After nearly a year and a half of online semesters, students and faculty returned to campus on August 30. Courses were delivered online, in-person or a hybrid of both.
In an email to The News-Letter, sophomore Christina Im expressed her delight in coming to campus for the first time.
“It feels good to finally come to campus and be with fellow students,“ she wrote. “Being in a campus environment itself is a crucial part of the college experience, so I’m grateful even though I don’t have many classes in person.”
With the previous semesters online, this fall semester is the first in-person experience for many sophomores. Sophomore Sadie Friesen was excited to finally meet the people she had only met online face to face.
“It’s been such a great week seeing friends and people I hadn’t seen in a really long time. I finally got to hang out with friends who I have never actually met,” she said. “Meeting professors in person has been exciting too — something I didn’t even realize I was missing.”
Freshmen, International students and transfer students went through Orientation Week from August 22 to August 29, while sophomores were offered Second-year Onboarding events from August 26 to August 29. Im believes that sophomores should be given more support due to their lack of in-person first-year experience.
“I wish current sophomores who have never been to campus are given more welcoming events like the freshmen. I had to navigate many aspects of campus life by myself or with other friends,” she wrote. “We got little guidance even though we have the same amount of campus experience as the freshmen.”
Friesen echoed this sentiment, saying she still feels like a freshman in some ways. She recalled that she felt lost because people expected her to know her way around campus even though it was her first time.
In an email to The News-Letter, Professor of Sociology Stephen Morgan described his enthusiasm over bringing back active class discussions.
“Both of my in-person classes went well, and I was pleased that facemasks did not seem to get in the way of our discussions,” he wrote. “Overall, I think that classes that are discussion-based are far better as in-person classes.”

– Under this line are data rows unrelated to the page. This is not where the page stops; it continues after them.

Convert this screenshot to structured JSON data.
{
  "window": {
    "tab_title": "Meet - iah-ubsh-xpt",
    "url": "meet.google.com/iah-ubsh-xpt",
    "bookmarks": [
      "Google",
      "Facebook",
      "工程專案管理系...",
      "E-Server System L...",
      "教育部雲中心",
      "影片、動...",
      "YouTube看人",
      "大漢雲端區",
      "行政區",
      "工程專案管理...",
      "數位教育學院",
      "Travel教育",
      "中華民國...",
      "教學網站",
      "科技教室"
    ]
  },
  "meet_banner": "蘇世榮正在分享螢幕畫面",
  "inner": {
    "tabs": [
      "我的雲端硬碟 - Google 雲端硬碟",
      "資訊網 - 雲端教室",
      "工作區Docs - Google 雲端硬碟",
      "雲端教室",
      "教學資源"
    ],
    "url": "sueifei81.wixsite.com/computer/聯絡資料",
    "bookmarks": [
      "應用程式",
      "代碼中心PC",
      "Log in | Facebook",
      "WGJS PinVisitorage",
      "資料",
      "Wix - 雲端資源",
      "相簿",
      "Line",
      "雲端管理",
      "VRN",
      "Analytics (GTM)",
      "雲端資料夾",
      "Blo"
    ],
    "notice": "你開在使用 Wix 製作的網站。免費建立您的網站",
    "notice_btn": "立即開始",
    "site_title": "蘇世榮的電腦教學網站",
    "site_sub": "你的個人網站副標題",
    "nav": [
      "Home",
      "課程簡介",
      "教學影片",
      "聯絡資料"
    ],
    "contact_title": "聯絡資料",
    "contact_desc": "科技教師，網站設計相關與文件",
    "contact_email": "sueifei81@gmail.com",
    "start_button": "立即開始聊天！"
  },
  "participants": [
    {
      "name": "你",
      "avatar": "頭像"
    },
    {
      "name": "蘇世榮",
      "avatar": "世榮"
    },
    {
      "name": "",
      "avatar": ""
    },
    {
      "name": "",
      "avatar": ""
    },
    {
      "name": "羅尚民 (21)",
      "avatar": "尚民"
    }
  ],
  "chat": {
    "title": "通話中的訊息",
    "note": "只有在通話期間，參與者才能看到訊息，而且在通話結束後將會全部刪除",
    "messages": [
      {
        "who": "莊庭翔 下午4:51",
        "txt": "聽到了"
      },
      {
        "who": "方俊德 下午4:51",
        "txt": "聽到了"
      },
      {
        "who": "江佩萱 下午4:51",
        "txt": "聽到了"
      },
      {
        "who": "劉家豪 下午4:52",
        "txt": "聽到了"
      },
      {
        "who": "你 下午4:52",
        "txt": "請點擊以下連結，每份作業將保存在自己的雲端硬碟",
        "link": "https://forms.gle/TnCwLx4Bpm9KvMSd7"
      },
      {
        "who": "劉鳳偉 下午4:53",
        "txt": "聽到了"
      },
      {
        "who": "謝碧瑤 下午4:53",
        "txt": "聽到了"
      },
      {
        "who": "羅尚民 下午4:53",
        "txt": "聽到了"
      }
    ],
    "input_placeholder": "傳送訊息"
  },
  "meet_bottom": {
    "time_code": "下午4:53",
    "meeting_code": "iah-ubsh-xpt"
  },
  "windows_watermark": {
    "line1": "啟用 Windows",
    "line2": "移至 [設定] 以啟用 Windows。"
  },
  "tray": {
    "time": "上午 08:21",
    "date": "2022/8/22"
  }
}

Morgan remarked that there were some unanticipated benefits of the past online semesters which he decided to keep in his in-person lectures. However, restructuring his courses for Zoom delivery was a lot of hard work and he hopes that he never has to do it again.
In an email to The News-Letter, Director of Undergraduate Studies in Anthropology Naveeda Khan noted that she has come to appreciate the benefits the online format brings to large speaker events and discussions.
“I am utilizing Zoom in planning seminars and talks for a little later in the semester. Although the university is going to allow external speakers in in-person events for below 50 attendees, I have come to appreciate the capacity of zoom to capture a wider, even global audience for the events I was putting on. I want to retain this even as things open further,” she wrote.
She also recalled some technical difficulties she faced on the first day of classes.
“The server in Gilman crashed. We couldn't launch our powerpoint presentation and had to call in IT to get their help which made for a rocky start,“ she wrote. “I am hopeful that these are merely hiccups and that the second week will be smoother.”
The University took many safety precautions to allow the campus to reopen this semester. For example, students are required to upload proof of vaccination, test weekly and stay masked indoors. However, concerns remain amid the rise of the COVID-19 Delta variant.
In her email, Khan reflected on COVID-19 safety concerns regarding certain classroom arrangements.
“Although we have been provided every assurance that air circulation is good and that our chances of contracting [COVID-19] not that high, just the habit of precaution instilled by the past year and half made me nervous that we were in the basement of Gilman in a classroom with no windows in close quarters to one another,” she wrote. “It will take some time to get comfortable with such circumstances.”
With the scope of the COVID-19 pandemic constantly shifting, the University’s safety guidelines have also been persistently updated. Psychological & Brain Sciences Instructor Chris Kraft described his confusion about following the continually changing safety guidelines while remaining respectful of students.
“During a class, I felt a little self-conscious taking my mask off to drink water, but I think the guidelines say as long as you've got some distancing you can take your mask off to drink,” he said. “I want to be respectful and not make anyone uncomfortable.”
In an email to The News-Letter, Professor of History John Marshall marveled at the resilience of the vibrant student community despite such struggles. He was surprised at the quality of the work his students produced even though their classroom environment had been confined to their screens.
He added that he was immensely grateful to finally depart from the online classroom and be able to physically engage with the students.
“It has been a joy to have students ruffle through pages in class when they think I’ve missed something important — as I had — and to carry 12 feet long images of London into class with me to talk about how we experience and depict urban spaces,” he wrote.